*** Data supplied Section Begins ***
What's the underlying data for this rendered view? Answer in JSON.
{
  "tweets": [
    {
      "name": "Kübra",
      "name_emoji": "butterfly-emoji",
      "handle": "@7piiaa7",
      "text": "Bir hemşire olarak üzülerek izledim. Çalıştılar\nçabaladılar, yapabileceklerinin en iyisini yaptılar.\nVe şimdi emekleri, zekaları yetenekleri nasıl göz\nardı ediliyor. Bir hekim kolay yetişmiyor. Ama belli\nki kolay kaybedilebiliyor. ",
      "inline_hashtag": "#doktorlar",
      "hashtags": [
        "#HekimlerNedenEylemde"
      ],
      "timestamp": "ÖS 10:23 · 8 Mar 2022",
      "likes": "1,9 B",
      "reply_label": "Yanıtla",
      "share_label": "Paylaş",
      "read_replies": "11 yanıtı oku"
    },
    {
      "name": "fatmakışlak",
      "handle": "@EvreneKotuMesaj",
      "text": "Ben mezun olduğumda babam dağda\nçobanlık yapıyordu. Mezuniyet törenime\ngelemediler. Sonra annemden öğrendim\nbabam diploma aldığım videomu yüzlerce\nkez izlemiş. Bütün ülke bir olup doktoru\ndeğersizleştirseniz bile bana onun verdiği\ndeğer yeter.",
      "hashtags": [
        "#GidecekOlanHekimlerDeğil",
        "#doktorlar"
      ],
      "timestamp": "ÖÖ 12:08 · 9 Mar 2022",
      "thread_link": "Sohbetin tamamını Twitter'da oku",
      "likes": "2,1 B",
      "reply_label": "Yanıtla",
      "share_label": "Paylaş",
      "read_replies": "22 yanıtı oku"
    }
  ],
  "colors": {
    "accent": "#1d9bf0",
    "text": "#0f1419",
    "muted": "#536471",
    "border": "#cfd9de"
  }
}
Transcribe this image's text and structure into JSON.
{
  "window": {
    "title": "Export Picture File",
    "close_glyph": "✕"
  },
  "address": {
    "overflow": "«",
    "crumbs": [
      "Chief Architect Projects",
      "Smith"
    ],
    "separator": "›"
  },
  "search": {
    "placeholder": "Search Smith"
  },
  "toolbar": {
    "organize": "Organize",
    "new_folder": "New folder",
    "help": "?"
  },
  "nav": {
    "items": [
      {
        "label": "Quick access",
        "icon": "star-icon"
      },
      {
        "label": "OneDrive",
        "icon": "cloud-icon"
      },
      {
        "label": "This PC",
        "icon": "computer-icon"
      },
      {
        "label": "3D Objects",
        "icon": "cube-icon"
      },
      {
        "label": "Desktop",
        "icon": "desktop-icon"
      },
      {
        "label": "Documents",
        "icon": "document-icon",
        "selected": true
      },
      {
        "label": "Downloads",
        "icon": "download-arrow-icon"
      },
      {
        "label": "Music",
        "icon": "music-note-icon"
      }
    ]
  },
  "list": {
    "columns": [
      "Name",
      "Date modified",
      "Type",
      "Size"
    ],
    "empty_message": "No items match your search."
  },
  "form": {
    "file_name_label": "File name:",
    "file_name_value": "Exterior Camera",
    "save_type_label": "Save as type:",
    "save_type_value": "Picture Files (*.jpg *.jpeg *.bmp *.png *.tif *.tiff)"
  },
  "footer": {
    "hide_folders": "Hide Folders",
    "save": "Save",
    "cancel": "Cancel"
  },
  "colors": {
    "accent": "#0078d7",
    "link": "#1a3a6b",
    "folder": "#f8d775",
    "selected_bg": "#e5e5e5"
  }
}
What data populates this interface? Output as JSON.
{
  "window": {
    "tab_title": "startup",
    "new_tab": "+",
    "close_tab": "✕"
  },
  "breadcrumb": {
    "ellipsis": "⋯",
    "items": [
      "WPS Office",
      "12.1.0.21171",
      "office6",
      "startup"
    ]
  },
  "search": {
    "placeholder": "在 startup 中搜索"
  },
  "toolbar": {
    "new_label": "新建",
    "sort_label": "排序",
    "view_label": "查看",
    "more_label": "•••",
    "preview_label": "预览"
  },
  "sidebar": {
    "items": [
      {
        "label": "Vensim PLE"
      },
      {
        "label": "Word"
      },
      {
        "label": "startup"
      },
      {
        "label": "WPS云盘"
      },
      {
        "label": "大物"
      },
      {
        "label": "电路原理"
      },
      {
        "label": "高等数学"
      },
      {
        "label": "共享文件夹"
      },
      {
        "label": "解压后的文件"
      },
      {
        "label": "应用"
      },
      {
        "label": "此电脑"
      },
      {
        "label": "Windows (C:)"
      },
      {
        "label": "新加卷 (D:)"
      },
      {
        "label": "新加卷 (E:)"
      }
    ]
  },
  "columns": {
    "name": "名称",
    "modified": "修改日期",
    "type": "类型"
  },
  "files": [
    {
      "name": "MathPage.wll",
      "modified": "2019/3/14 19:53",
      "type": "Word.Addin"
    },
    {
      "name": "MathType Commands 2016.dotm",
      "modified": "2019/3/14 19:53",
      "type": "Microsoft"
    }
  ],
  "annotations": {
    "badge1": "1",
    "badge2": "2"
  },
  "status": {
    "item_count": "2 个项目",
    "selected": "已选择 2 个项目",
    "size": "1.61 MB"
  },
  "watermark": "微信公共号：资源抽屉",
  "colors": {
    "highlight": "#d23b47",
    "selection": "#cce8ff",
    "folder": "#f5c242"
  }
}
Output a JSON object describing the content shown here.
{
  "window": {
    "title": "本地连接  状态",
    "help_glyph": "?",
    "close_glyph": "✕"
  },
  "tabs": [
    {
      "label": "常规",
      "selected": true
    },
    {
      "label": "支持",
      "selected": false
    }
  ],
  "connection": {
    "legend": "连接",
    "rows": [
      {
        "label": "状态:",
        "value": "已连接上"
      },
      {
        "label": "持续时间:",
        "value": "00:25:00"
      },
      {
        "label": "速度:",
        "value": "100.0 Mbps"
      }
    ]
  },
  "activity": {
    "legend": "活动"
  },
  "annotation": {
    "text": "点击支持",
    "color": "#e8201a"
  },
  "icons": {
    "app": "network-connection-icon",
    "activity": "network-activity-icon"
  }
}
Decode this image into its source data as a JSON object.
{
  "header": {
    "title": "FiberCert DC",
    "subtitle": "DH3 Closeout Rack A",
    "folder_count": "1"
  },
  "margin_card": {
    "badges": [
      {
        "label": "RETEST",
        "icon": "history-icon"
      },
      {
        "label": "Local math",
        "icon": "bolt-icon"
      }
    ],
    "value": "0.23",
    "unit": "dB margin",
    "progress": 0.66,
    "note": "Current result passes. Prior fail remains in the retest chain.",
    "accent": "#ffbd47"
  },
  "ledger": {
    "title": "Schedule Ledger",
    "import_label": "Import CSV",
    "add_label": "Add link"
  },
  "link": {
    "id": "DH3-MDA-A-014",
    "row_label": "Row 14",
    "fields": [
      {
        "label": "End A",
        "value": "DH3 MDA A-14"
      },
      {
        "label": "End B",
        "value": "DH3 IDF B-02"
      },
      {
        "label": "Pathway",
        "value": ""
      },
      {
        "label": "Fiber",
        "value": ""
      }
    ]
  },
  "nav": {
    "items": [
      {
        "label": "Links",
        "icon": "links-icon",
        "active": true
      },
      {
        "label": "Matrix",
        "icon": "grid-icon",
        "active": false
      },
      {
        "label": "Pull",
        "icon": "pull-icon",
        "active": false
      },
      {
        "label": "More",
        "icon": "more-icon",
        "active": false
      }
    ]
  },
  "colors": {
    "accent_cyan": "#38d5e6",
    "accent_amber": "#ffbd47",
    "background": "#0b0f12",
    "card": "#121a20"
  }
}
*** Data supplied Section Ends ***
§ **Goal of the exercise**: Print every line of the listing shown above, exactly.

§ **Task response**:
What's the underlying data for this rendered view? Answer in JSON.
{
  "tweets": [
    {
      "name": "Kübra",
      "name_emoji": "butterfly-emoji",
      "handle": "@7piiaa7",
      "text": "Bir hemşire olarak üzülerek izledim. Çalıştılar\nçabaladılar, yapabileceklerinin en iyisini yaptılar.\nVe şimdi emekleri, zekaları yetenekleri nasıl göz\nardı ediliyor. Bir hekim kolay yetişmiyor. Ama belli\nki kolay kaybedilebiliyor. ",
      "inline_hashtag": "#doktorlar",
      "hashtags": [
        "#HekimlerNedenEylemde"
      ],
      "timestamp": "ÖS 10:23 · 8 Mar 2022",
      "likes": "1,9 B",
      "reply_label": "Yanıtla",
      "share_label": "Paylaş",
      "read_replies": "11 yanıtı oku"
    },
    {
      "name": "fatmakışlak",
      "handle": "@EvreneKotuMesaj",
      "text": "Ben mezun olduğumda babam dağda\nçobanlık yapıyordu. Mezuniyet törenime\ngelemediler. Sonra annemden öğrendim\nbabam diploma aldığım videomu yüzlerce\nkez izlemiş. Bütün ülke bir olup doktoru\ndeğersizleştirseniz bile bana onun verdiği\ndeğer yeter.",
      "hashtags": [
        "#GidecekOlanHekimlerDeğil",
        "#doktorlar"
      ],
      "timestamp": "ÖÖ 12:08 · 9 Mar 2022",
      "thread_link": "Sohbetin tamamını Twitter'da oku",
      "likes": "2,1 B",
      "reply_label": "Yanıtla",
      "share_label": "Paylaş",
      "read_replies": "22 yanıtı oku"
    }
  ],
  "colors": {
    "accent": "#1d9bf0",
    "text": "#0f1419",
    "muted": "#536471",
    "border": "#cfd9de"
  }
}
Transcribe this image's text and structure into JSON.
{
  "window": {
    "title": "Export Picture File",
    "close_glyph": "✕"
  },
  "address": {
    "overflow": "«",
    "crumbs": [
      "Chief Architect Projects",
      "Smith"
    ],
    "separator": "›"
  },
  "search": {
    "placeholder": "Search Smith"
  },
  "toolbar": {
    "organize": "Organize",
    "new_folder": "New folder",
    "help": "?"
  },
  "nav": {
    "items": [
      {
        "label": "Quick access",
        "icon": "star-icon"
      },
      {
        "label": "OneDrive",
        "icon": "cloud-icon"
      },
      {
        "label": "This PC",
        "icon": "computer-icon"
      },
      {
        "label": "3D Objects",
        "icon": "cube-icon"
      },
      {
        "label": "Desktop",
        "icon": "desktop-icon"
      },
      {
        "label": "Documents",
        "icon": "document-icon",
        "selected": true
      },
      {
        "label": "Downloads",
        "icon": "download-arrow-icon"
      },
      {
        "label": "Music",
        "icon": "music-note-icon"
      }
    ]
  },
  "list": {
    "columns": [
      "Name",
      "Date modified",
      "Type",
      "Size"
    ],
    "empty_message": "No items match your search."
  },
  "form": {
    "file_name_label": "File name:",
    "file_name_value": "Exterior Camera",
    "save_type_label": "Save as type:",
    "save_type_value": "Picture Files (*.jpg *.jpeg *.bmp *.png *.tif *.tiff)"
  },
  "footer": {
    "hide_folders": "Hide Folders",
    "save": "Save",
    "cancel": "Cancel"
  },
  "colors": {
    "accent": "#0078d7",
    "link": "#1a3a6b",
    "folder": "#f8d775",
    "selected_bg": "#e5e5e5"
  }
}
What data populates this interface? Output as JSON.
{
  "window": {
    "tab_title": "startup",
    "new_tab": "+",
    "close_tab": "✕"
  },
  "breadcrumb": {
    "ellipsis": "⋯",
    "items": [
      "WPS Office",
      "12.1.0.21171",
      "office6",
      "startup"
    ]
  },
  "search": {
    "placeholder": "在 startup 中搜索"
  },
  "toolbar": {
    "new_label": "新建",
    "sort_label": "排序",
    "view_label": "查看",
    "more_label": "•••",
    "preview_label": "预览"
  },
  "sidebar": {
    "items": [
      {
        "label": "Vensim PLE"
      },
      {
        "label": "Word"
      },
      {
        "label": "startup"
      },
      {
        "label": "WPS云盘"
      },
      {
        "label": "大物"
      },
      {
        "label": "电路原理"
      },
      {
        "label": "高等数学"
      },
      {
        "label": "共享文件夹"
      },
      {
        "label": "解压后的文件"
      },
      {
        "label": "应用"
      },
      {
        "label": "此电脑"
      },
      {
        "label": "Windows (C:)"
      },
      {
        "label": "新加卷 (D:)"
      },
      {
        "label": "新加卷 (E:)"
      }
    ]
  },
  "columns": {
    "name": "名称",
    "modified": "修改日期",
    "type": "类型"
  },
  "files": [
    {
      "name": "MathPage.wll",
      "modified": "2019/3/14 19:53",
      "type": "Word.Addin"
    },
    {
      "name": "MathType Commands 2016.dotm",
      "modified": "2019/3/14 19:53",
      "type": "Microsoft"
    }
  ],
  "annotations": {
    "badge1": "1",
    "badge2": "2"
  },
  "status": {
    "item_count": "2 个项目",
    "selected": "已选择 2 个项目",
    "size": "1.61 MB"
  },
  "watermark": "微信公共号：资源抽屉",
  "colors": {
    "highlight": "#d23b47",
    "selection": "#cce8ff",
    "folder": "#f5c242"
  }
}
Output a JSON object describing the content shown here.
{
  "window": {
    "title": "本地连接  状态",
    "help_glyph": "?",
    "close_glyph": "✕"
  },
  "tabs": [
    {
      "label": "常规",
      "selected": true
    },
    {
      "label": "支持",
      "selected": false
    }
  ],
  "connection": {
    "legend": "连接",
    "rows": [
      {
        "label": "状态:",
        "value": "已连接上"
      },
      {
        "label": "持续时间:",
        "value": "00:25:00"
      },
      {
        "label": "速度:",
        "value": "100.0 Mbps"
      }
    ]
  },
  "activity": {
    "legend": "活动"
  },
  "annotation": {
    "text": "点击支持",
    "color": "#e8201a"
  },
  "icons": {
    "app": "network-connection-icon",
    "activity": "network-activity-icon"
  }
}
Decode this image into its source data as a JSON object.
{
  "header": {
    "title": "FiberCert DC",
    "subtitle": "DH3 Closeout Rack A",
    "folder_count": "1"
  },
  "margin_card": {
    "badges": [
      {
        "label": "RETEST",
        "icon": "history-icon"
      },
      {
        "label": "Local math",
        "icon": "bolt-icon"
      }
    ],
    "value": "0.23",
    "unit": "dB margin",
    "progress": 0.66,
    "note": "Current result passes. Prior fail remains in the retest chain.",
    "accent": "#ffbd47"
  },
  "ledger": {
    "title": "Schedule Ledger",
    "import_label": "Import CSV",
    "add_label": "Add link"
  },
  "link": {
    "id": "DH3-MDA-A-014",
    "row_label": "Row 14",
    "fields": [
      {
        "label": "End A",
        "value": "DH3 MDA A-14"
      },
      {
        "label": "End B",
        "value": "DH3 IDF B-02"
      },
      {
        "label": "Pathway",
        "value": ""
      },
      {
        "label": "Fiber",
        "value": ""
      }
    ]
  },
  "nav": {
    "items": [
      {
        "label": "Links",
        "icon": "links-icon",
        "active": true
      },
      {
        "label": "Matrix",
        "icon": "grid-icon",
        "active": false
      },
      {
        "label": "Pull",
        "icon": "pull-icon",
        "active": false
      },
      {
        "label": "More",
        "icon": "more-icon",
        "active": false
      }
    ]
  },
  "colors": {
    "accent_cyan": "#38d5e6",
    "accent_amber": "#ffbd47",
    "background": "#0b0f12",
    "card": "#121a20"
  }
}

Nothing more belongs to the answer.